» **The problem**:
From the entries that follow, extract each line holding the string "intense".

----

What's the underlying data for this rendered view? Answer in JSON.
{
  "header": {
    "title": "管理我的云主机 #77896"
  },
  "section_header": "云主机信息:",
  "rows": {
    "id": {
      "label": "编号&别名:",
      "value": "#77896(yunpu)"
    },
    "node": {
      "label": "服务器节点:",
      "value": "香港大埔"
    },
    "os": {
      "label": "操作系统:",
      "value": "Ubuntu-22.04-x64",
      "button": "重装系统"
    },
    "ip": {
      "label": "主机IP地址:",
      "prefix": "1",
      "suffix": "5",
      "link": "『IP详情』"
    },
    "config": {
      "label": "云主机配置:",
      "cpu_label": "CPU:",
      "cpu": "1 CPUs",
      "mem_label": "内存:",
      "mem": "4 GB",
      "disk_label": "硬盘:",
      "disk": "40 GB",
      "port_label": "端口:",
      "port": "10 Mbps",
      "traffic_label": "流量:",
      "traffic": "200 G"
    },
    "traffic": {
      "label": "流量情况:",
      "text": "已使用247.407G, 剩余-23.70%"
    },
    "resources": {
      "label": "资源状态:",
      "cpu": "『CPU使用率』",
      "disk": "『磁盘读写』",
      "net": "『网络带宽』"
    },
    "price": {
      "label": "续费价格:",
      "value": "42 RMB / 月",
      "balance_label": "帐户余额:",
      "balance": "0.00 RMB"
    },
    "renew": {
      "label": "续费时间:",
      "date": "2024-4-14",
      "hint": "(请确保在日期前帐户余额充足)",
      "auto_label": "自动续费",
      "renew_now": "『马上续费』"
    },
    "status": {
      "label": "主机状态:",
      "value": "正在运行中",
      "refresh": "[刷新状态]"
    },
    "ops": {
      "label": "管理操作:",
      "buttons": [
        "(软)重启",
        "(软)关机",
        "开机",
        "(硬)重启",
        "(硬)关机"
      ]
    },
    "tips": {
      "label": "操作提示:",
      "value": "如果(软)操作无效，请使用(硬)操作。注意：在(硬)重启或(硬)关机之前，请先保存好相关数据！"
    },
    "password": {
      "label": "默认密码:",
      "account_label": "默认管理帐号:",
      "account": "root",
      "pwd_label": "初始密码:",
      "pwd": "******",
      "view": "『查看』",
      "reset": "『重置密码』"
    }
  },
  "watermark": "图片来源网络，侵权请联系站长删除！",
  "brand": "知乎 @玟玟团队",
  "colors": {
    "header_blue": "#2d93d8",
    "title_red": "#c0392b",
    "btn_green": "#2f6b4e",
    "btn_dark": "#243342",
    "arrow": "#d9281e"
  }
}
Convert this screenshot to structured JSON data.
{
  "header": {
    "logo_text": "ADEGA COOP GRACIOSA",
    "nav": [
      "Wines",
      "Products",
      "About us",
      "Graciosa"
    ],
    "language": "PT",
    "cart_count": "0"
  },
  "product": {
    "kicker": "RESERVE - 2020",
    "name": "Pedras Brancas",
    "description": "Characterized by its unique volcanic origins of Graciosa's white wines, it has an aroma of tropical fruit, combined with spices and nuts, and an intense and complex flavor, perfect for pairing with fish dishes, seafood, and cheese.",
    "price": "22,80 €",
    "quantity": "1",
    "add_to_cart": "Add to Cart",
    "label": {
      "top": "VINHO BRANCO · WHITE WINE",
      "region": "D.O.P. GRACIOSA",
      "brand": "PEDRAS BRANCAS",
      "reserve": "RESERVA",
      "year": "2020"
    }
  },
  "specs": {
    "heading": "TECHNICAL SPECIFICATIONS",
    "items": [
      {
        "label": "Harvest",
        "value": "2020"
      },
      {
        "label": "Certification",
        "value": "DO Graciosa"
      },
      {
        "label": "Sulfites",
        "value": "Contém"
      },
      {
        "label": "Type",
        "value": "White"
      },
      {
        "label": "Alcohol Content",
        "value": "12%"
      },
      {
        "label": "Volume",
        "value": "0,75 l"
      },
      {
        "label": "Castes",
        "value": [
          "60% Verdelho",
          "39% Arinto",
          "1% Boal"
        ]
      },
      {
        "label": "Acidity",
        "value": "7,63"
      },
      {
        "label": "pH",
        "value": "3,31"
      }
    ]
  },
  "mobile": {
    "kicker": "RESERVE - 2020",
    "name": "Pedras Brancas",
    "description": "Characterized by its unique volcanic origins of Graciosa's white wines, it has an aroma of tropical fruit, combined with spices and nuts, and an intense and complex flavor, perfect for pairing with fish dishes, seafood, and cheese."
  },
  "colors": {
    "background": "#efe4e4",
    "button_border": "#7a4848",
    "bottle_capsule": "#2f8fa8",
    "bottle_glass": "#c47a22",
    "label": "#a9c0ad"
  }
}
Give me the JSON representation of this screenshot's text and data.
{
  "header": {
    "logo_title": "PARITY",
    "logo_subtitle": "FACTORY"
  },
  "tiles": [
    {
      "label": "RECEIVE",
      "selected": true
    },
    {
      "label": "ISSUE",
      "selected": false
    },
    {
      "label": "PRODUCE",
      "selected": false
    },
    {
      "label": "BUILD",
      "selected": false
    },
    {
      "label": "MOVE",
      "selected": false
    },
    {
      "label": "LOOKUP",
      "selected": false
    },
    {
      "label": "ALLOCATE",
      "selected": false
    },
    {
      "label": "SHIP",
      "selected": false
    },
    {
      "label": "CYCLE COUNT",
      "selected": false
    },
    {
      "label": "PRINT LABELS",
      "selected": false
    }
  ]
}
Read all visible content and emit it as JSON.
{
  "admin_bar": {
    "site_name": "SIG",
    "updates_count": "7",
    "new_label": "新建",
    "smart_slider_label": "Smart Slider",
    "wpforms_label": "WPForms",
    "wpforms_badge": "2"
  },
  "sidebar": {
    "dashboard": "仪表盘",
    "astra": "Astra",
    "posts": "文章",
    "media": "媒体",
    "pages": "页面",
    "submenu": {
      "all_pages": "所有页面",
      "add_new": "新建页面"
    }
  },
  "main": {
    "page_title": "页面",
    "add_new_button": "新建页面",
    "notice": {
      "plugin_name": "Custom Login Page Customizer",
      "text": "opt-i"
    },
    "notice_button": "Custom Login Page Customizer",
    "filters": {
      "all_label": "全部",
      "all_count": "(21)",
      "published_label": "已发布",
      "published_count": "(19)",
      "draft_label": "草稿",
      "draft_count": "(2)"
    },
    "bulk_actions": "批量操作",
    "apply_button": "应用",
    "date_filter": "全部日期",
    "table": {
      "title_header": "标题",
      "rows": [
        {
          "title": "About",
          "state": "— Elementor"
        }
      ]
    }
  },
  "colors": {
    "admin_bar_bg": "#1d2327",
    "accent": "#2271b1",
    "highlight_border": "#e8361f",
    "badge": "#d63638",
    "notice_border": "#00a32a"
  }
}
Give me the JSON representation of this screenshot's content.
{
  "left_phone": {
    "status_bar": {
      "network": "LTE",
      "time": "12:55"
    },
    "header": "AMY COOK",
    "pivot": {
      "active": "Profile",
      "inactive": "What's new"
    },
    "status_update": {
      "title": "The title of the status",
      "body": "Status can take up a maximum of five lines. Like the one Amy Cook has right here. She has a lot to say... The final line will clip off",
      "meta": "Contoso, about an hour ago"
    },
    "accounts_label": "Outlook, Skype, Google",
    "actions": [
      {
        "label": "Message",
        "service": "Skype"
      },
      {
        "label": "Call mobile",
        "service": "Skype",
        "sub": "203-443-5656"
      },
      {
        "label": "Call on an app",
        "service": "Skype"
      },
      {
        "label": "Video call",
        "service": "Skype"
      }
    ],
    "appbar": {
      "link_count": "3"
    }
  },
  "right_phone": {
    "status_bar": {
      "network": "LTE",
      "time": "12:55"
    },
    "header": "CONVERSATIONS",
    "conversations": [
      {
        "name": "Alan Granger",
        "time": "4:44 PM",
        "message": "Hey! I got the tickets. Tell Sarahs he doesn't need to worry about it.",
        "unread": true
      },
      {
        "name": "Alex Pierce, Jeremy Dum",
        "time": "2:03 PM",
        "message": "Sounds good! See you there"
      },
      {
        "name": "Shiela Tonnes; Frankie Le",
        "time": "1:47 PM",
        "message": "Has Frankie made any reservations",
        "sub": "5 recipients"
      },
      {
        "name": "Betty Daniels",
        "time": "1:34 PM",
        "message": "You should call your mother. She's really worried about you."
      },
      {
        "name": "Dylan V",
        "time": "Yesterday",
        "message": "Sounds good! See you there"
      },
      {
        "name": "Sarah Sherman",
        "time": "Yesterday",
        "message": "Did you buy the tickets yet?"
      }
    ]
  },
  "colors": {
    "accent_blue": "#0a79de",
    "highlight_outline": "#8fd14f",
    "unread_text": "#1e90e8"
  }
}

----

» **Answer to this task**:
    "description": "Characterized by its unique volcanic origins of Graciosa's white wines, it has an aroma of tropical fruit, combined with spices and nuts, and an intense and complex flavor, perfect for pairing with fish dishes, seafood, and cheese.",
    "description": "Characterized by its unique volcanic origins of Graciosa's white wines, it has an aroma of tropical fruit, combined with spices and nuts, and an intense and complex flavor, perfect for pairing with fish dishes, seafood, and cheese."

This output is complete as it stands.